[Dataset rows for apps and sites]
-=-=-

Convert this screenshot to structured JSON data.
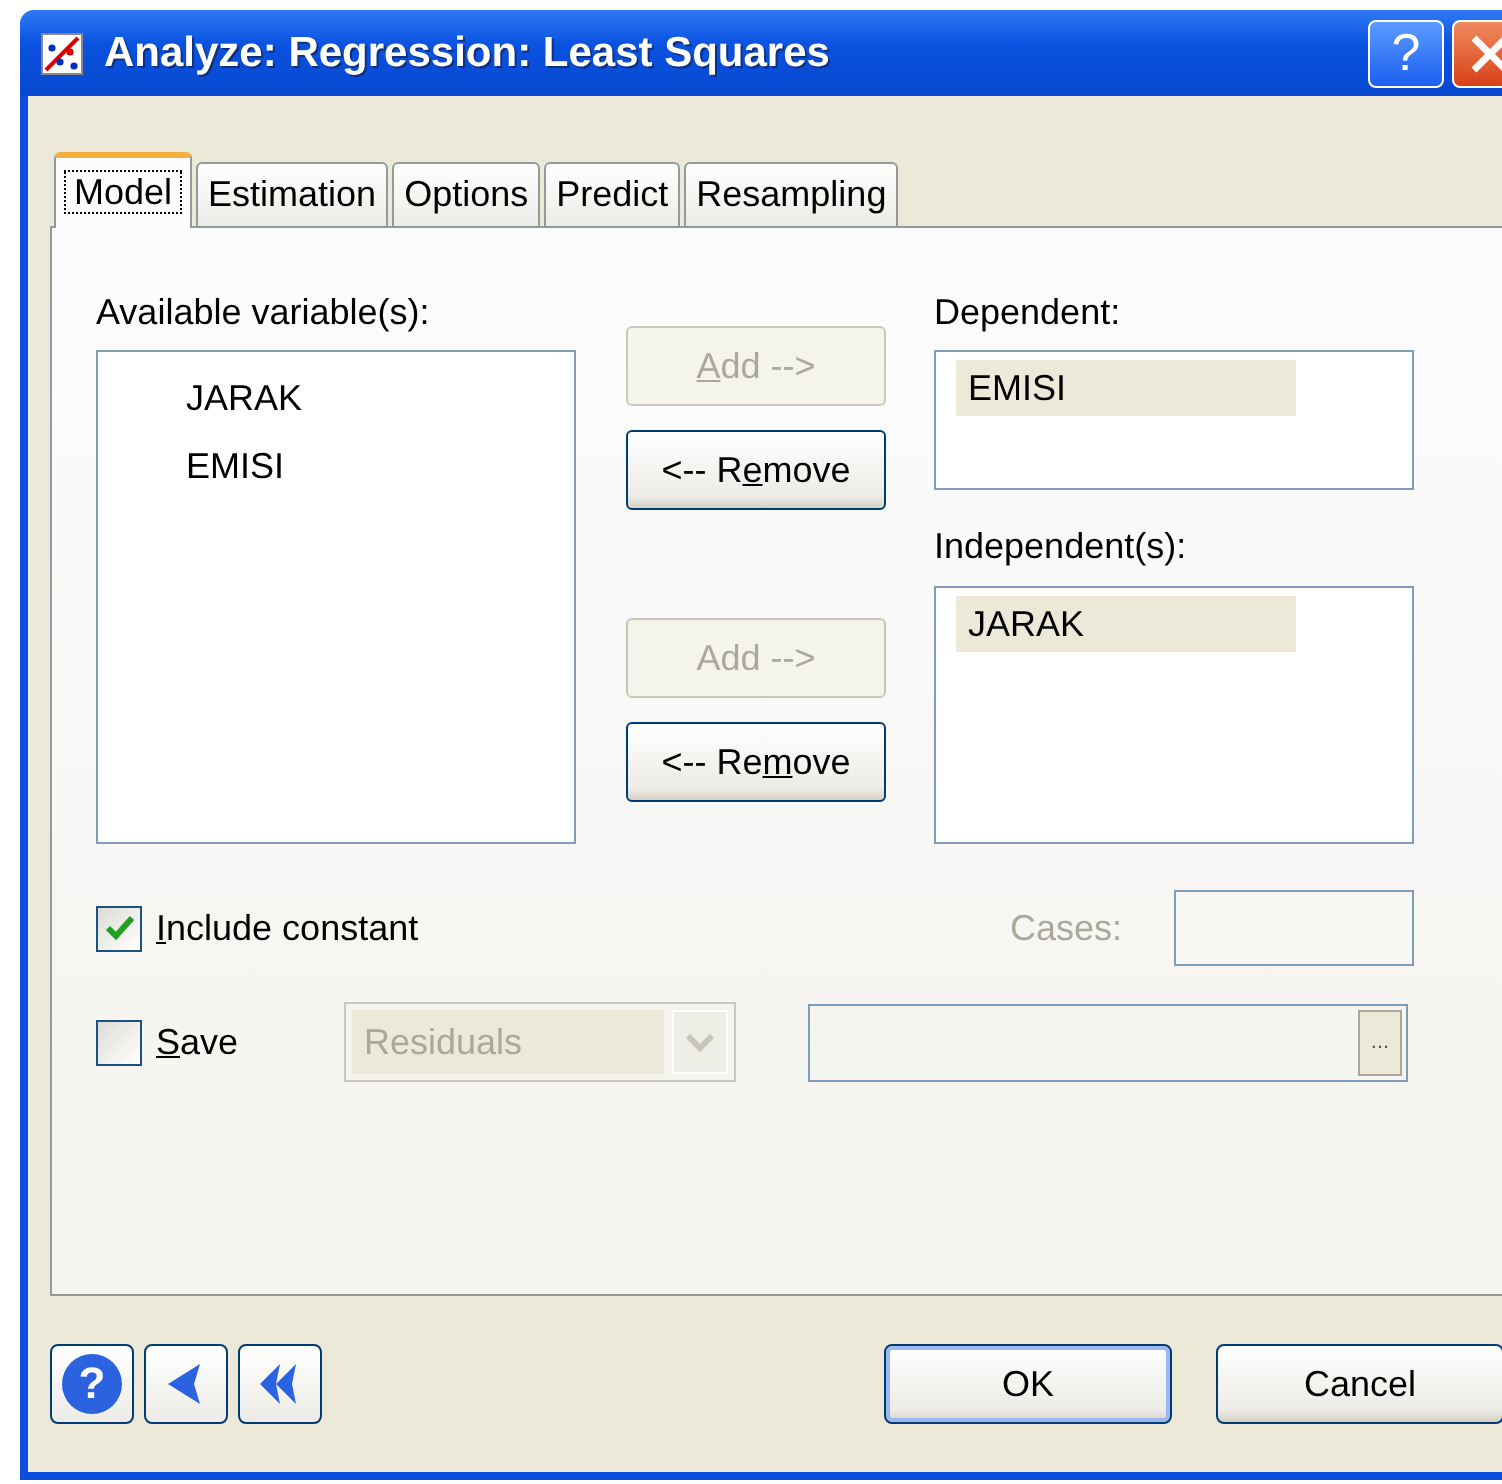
{
  "window": {
    "title": "Analyze: Regression: Least Squares",
    "help_glyph": "?"
  },
  "tabs": [
    {
      "label": "Model",
      "selected": true
    },
    {
      "label": "Estimation",
      "selected": false
    },
    {
      "label": "Options",
      "selected": false
    },
    {
      "label": "Predict",
      "selected": false
    },
    {
      "label": "Resampling",
      "selected": false
    }
  ],
  "available": {
    "label": "Available variable(s):",
    "items": [
      "JARAK",
      "EMISI"
    ]
  },
  "transfer_buttons": [
    {
      "label": {
        "key": "A",
        "after": "dd -->"
      },
      "disabled": true
    },
    {
      "label": {
        "before": "<-- R",
        "key": "e",
        "after": "move"
      },
      "disabled": false
    },
    {
      "label": {
        "before": "Add -->"
      },
      "disabled": true
    },
    {
      "label": {
        "before": "<-- Re",
        "key": "m",
        "after": "ove"
      },
      "disabled": false
    }
  ],
  "dependent": {
    "label": "Dependent:",
    "items": [
      {
        "text": "EMISI",
        "selected": true
      }
    ]
  },
  "independent": {
    "label": "Independent(s):",
    "items": [
      {
        "text": "JARAK",
        "selected": true
      }
    ]
  },
  "include_constant": {
    "label": {
      "key": "I",
      "after": "nclude constant"
    },
    "checked": true
  },
  "cases": {
    "label": "Cases:",
    "disabled": true
  },
  "save": {
    "label": {
      "key": "S",
      "after": "ave"
    },
    "checked": false,
    "combo_value": "Residuals",
    "combo_disabled": true,
    "browse_glyph": "..."
  },
  "footer": {
    "help_glyph": "?",
    "ok": "OK",
    "cancel": "Cancel"
  }
}
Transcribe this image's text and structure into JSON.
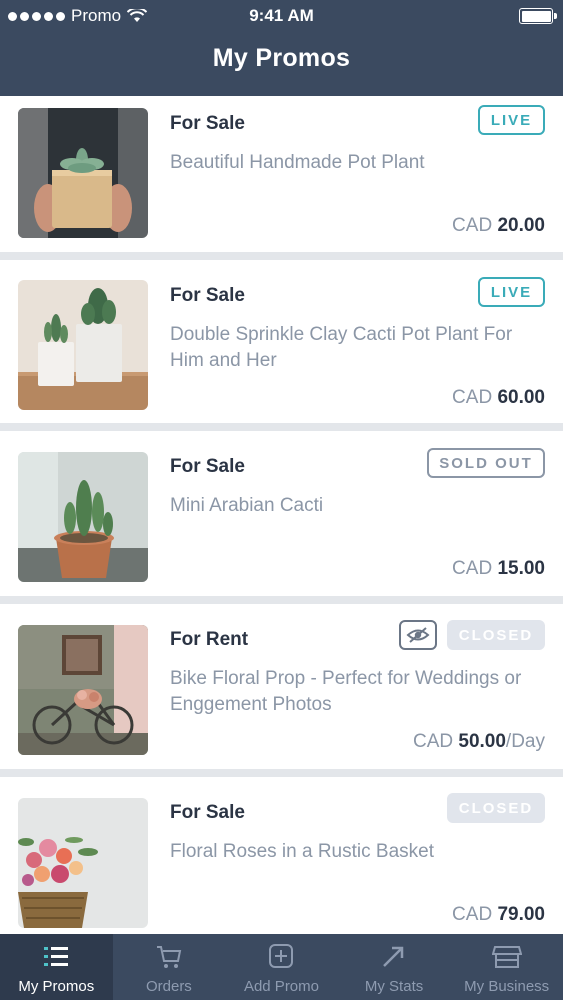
{
  "status_bar": {
    "carrier": "Promo",
    "time": "9:41 AM"
  },
  "header": {
    "title": "My Promos"
  },
  "promos": [
    {
      "type": "For Sale",
      "title": "Beautiful Handmade Pot Plant",
      "currency": "CAD",
      "price": "20.00",
      "unit": "",
      "status": "LIVE",
      "image": "potted-succulent-in-wood-cube"
    },
    {
      "type": "For Sale",
      "title": "Double Sprinkle Clay Cacti Pot Plant For Him and Her",
      "currency": "CAD",
      "price": "60.00",
      "unit": "",
      "status": "LIVE",
      "image": "two-cacti-in-clay-pots"
    },
    {
      "type": "For Sale",
      "title": "Mini Arabian Cacti",
      "currency": "CAD",
      "price": "15.00",
      "unit": "",
      "status": "SOLD OUT",
      "image": "small-cactus-in-terracotta-pot"
    },
    {
      "type": "For Rent",
      "title": "Bike Floral Prop - Perfect for Weddings or Enggement Photos",
      "currency": "CAD",
      "price": "50.00",
      "unit": "/Day",
      "status": "CLOSED",
      "hidden_icon": "eye-off-icon",
      "image": "vintage-bicycle-with-flowers"
    },
    {
      "type": "For Sale",
      "title": "Floral Roses in a Rustic Basket",
      "currency": "CAD",
      "price": "79.00",
      "unit": "",
      "status": "CLOSED",
      "image": "roses-in-wicker-basket"
    }
  ],
  "tabs": [
    {
      "label": "My Promos",
      "icon": "list-icon",
      "active": true
    },
    {
      "label": "Orders",
      "icon": "cart-icon",
      "active": false
    },
    {
      "label": "Add Promo",
      "icon": "plus-square-icon",
      "active": false
    },
    {
      "label": "My Stats",
      "icon": "trend-arrow-icon",
      "active": false
    },
    {
      "label": "My Business",
      "icon": "storefront-icon",
      "active": false
    }
  ],
  "colors": {
    "header": "#3b4a60",
    "accent_live": "#3aabb8",
    "text_dark": "#2b3444",
    "text_muted": "#8b96a6"
  }
}
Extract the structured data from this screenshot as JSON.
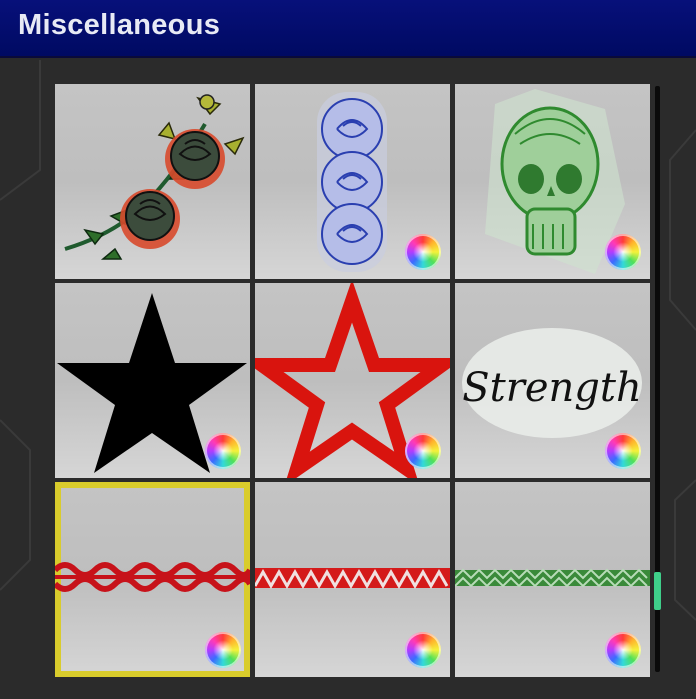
{
  "header": {
    "title": "Miscellaneous"
  },
  "items": [
    {
      "name": "Rose Vine",
      "icon": "roses-tattoo"
    },
    {
      "name": "Blue Roses",
      "icon": "blue-roses-tattoo"
    },
    {
      "name": "Green Skull",
      "icon": "skull-tattoo"
    },
    {
      "name": "Black Star",
      "icon": "black-star-tattoo"
    },
    {
      "name": "Red Star Outline",
      "icon": "red-star-tattoo"
    },
    {
      "name": "Strength",
      "icon": "strength-script-tattoo",
      "text": "Strength"
    },
    {
      "name": "Tribal Band",
      "icon": "tribal-band-tattoo",
      "selected": true
    },
    {
      "name": "Zigzag Band",
      "icon": "zigzag-band-tattoo"
    },
    {
      "name": "Braid Band",
      "icon": "braid-band-tattoo"
    }
  ],
  "colors": {
    "header": "#07107a",
    "selection": "#d9cc2c",
    "scroll_thumb": "#3fcf8a"
  },
  "scroll": {
    "position": 0.85
  }
}
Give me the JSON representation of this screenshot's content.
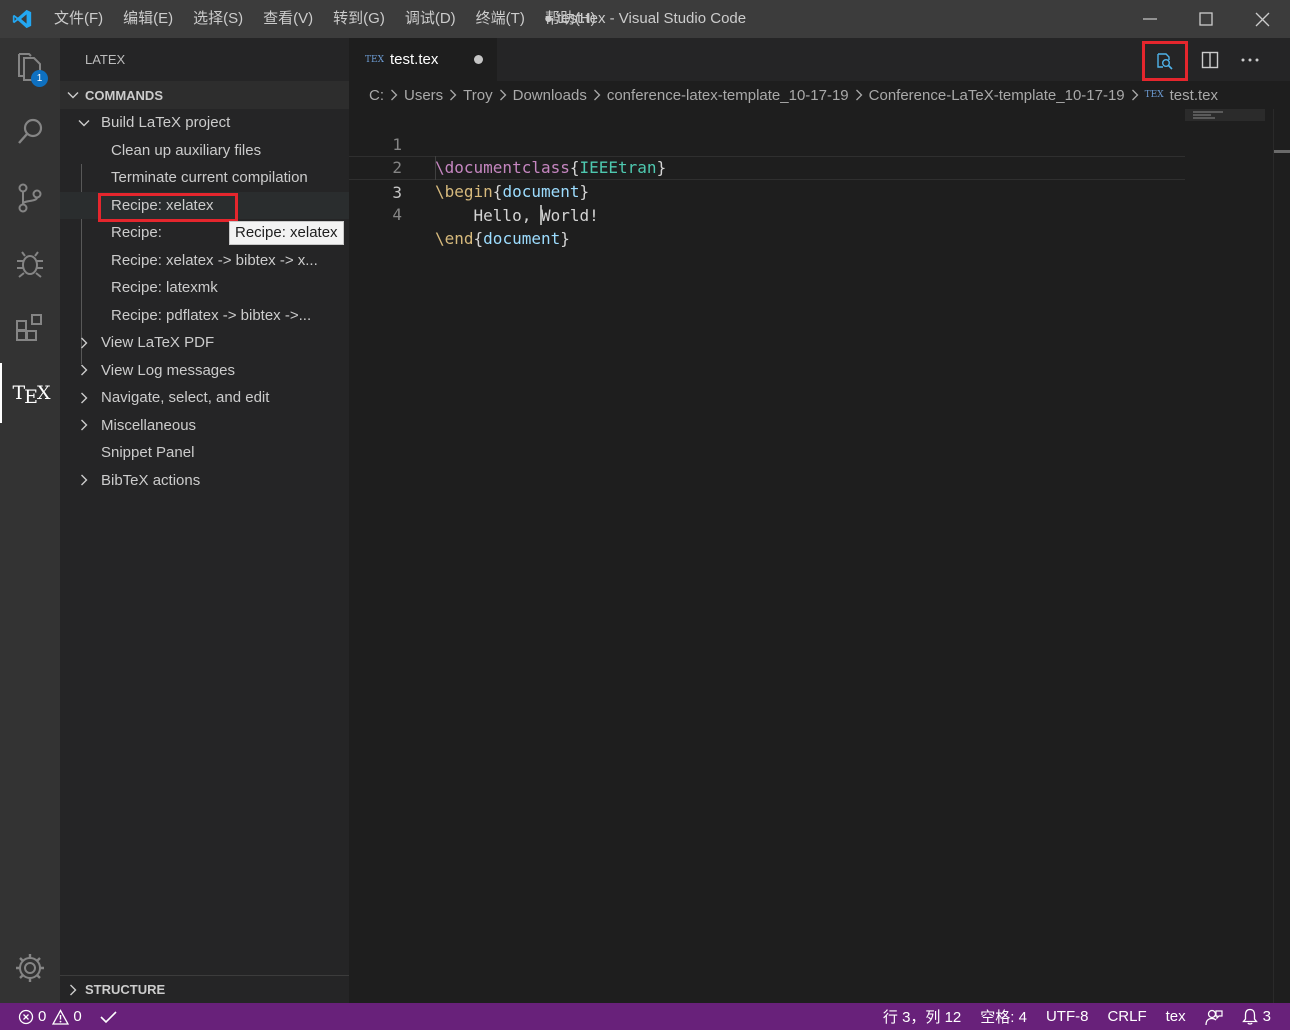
{
  "window": {
    "title": "● test.tex - Visual Studio Code",
    "menu": [
      "文件(F)",
      "编辑(E)",
      "选择(S)",
      "查看(V)",
      "转到(G)",
      "调试(D)",
      "终端(T)",
      "帮助(H)"
    ]
  },
  "activity": {
    "explorer_badge": "1",
    "tex_label_t": "T",
    "tex_label_e": "E",
    "tex_label_x": "X"
  },
  "sidebar": {
    "title": "LATEX",
    "commands_header": "COMMANDS",
    "items": [
      {
        "label": "Build LaTeX project"
      },
      {
        "label": "Clean up auxiliary files"
      },
      {
        "label": "Terminate current compilation"
      },
      {
        "label": "Recipe: xelatex"
      },
      {
        "label": "Recipe: "
      },
      {
        "label": "Recipe: xelatex -> bibtex -> x..."
      },
      {
        "label": "Recipe: latexmk"
      },
      {
        "label": "Recipe: pdflatex -> bibtex ->..."
      },
      {
        "label": "View LaTeX PDF"
      },
      {
        "label": "View Log messages"
      },
      {
        "label": "Navigate, select, and edit"
      },
      {
        "label": "Miscellaneous"
      },
      {
        "label": "Snippet Panel"
      },
      {
        "label": "BibTeX actions"
      }
    ],
    "tooltip": "Recipe: xelatex",
    "structure_header": "STRUCTURE"
  },
  "editor": {
    "tab": {
      "icon_text": "TEX",
      "name": "test.tex"
    },
    "breadcrumb": [
      "C:",
      "Users",
      "Troy",
      "Downloads",
      "conference-latex-template_10-17-19",
      "Conference-LaTeX-template_10-17-19"
    ],
    "breadcrumb_file": "test.tex",
    "lines": [
      {
        "num": "1",
        "cmd": "\\documentclass",
        "open": "{",
        "arg": "IEEEtran",
        "close": "}"
      },
      {
        "num": "2",
        "cmd": "\\begin",
        "open": "{",
        "arg": "document",
        "close": "}"
      },
      {
        "num": "3",
        "text_before_cursor": "    Hello, ",
        "text_after_cursor": "World!"
      },
      {
        "num": "4",
        "cmd": "\\end",
        "open": "{",
        "arg": "document",
        "close": "}"
      }
    ]
  },
  "statusbar": {
    "errors": "0",
    "warnings": "0",
    "position": "行 3，列 12",
    "indent": "空格: 4",
    "encoding": "UTF-8",
    "eol": "CRLF",
    "language": "tex",
    "notifications": "3"
  },
  "colors": {
    "statusbar_bg": "#68217a",
    "highlight": "#e5262d",
    "keyword": "#c586c0",
    "class_arg": "#4ec9b0",
    "env_arg": "#9cdcfe"
  }
}
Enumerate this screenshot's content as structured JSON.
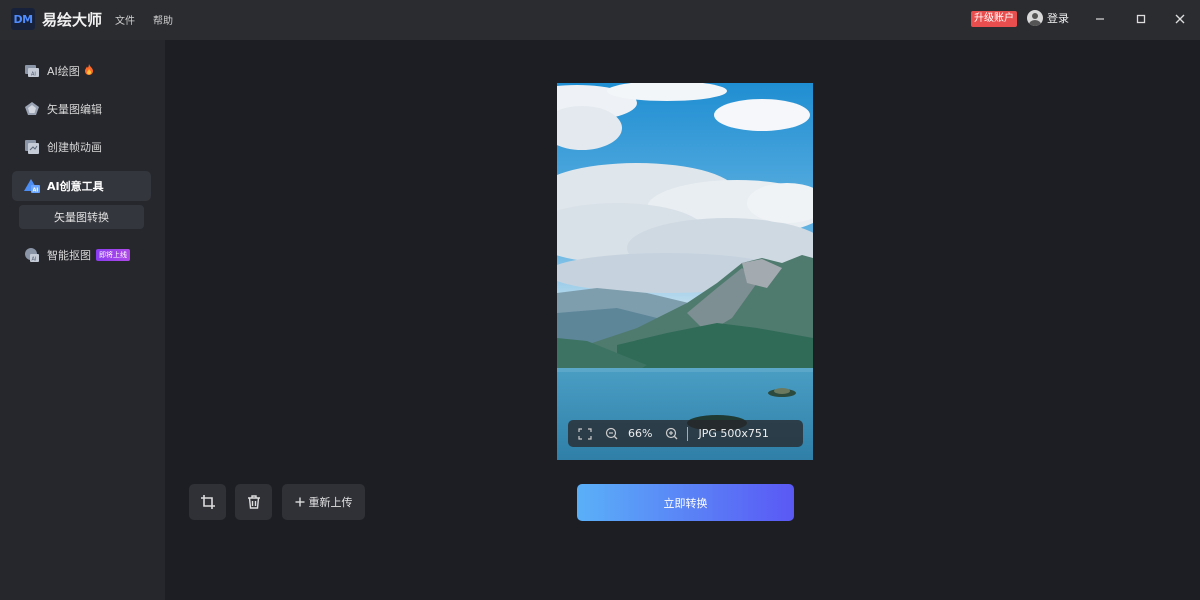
{
  "app": {
    "logo_text": "DM",
    "title": "易绘大师",
    "menu": [
      "文件",
      "帮助"
    ],
    "upgrade_label": "升级账户",
    "login_label": "登录"
  },
  "sidebar": {
    "items": [
      {
        "label": "AI绘图",
        "icon": "ai-draw-icon"
      },
      {
        "label": "矢量图编辑",
        "icon": "vector-edit-icon"
      },
      {
        "label": "创建帧动画",
        "icon": "frame-animation-icon"
      },
      {
        "label": "AI创意工具",
        "icon": "ai-creative-icon"
      },
      {
        "label": "智能抠图",
        "icon": "smart-cutout-icon",
        "badge": "即将上线"
      }
    ],
    "sub_item": "矢量图转换",
    "active": "AI创意工具"
  },
  "preview": {
    "zoom": "66%",
    "info": "JPG 500x751"
  },
  "actions": {
    "reupload_label": "重新上传",
    "convert_label": "立即转换"
  },
  "colors": {
    "accent_start": "#5ab0f8",
    "accent_end": "#5a58f5",
    "upgrade": "#e84e4e",
    "badge": "#8a3cf0"
  }
}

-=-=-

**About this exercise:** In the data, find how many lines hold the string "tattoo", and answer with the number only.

**Answer section:** 9